Date of Award
Master of Science
Carol P. Harden
John S. Schwartz, Liem T. Tran

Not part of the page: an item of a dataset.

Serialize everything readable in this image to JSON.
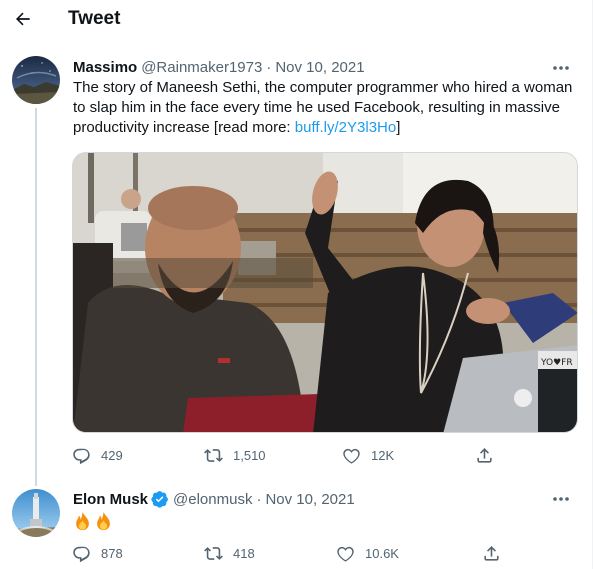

Section 303(d) of the Clean Water Act (CWA) requires states to assess and list all streams that do not meet water quality criteria for their designated use classes. In Tennessee, the Tennessee Department of Environment and Conservation (TDEC) uses macroinvertebrate surveys to assess the condition of streams designated for “fish and aquatic life” and the progress of targeted waterbodies toward meeting established standards for sediment. As of yet, no substrate metric has been established to monitor water quality or to document progress toward water quality improvement with respect to fish and aquatic life in Tennessee. A substrate metric that could be efficiently measured and would represent the needs of aquatic species would be valuable for monitoring streams with known sediment impairment to detect water quality improvement. The objectives of this study were to (1) investigate the relationships between riffle substrates and benthic macroinvertebrate data, provided by TDEC; (2) assess the potential use of substrate metrics as a monitoring tool for benthic habitat status; and (3) examine variation in riffle substrates over time in the Ridge and Valley Ecoregion of Tennessee. Bed and interstitial sediment were characterized at sites corresponding with TDEC macroinvertebrate sampling stations. Bed sediment characteristics were significantly correlated with benthic macroinvertebrate data; however, interstitial fines yielded no significant correlations with benthic macroinvertebrate data. Substrate metrics did not differ significantly between varying levels of impairment; however, they did differ significantly when all impaired sites were combined into a single impairment group. The lack of significant differences between varying classes of reach impairment suggests that substrate metrics may not be able to distinguish impairment at the level necessary for monitoring impairment. However, substrate metrics may be of potential use in monitoring sites where impairment is less ambiguous. To investigate change in riffle substrate over time, three sites were monitored over the course of a year. Preliminary observations showed little change in riffle substrate during the study period, suggesting that seasonal restrictions on substrate surveys are unneccessary.
Terrell, James Hunter, "Evaluating Substrate Metrics for Monitoring Sediment Impairment of East Tennessee Streams.. " Master's Thesis, University of Tennessee, 2011.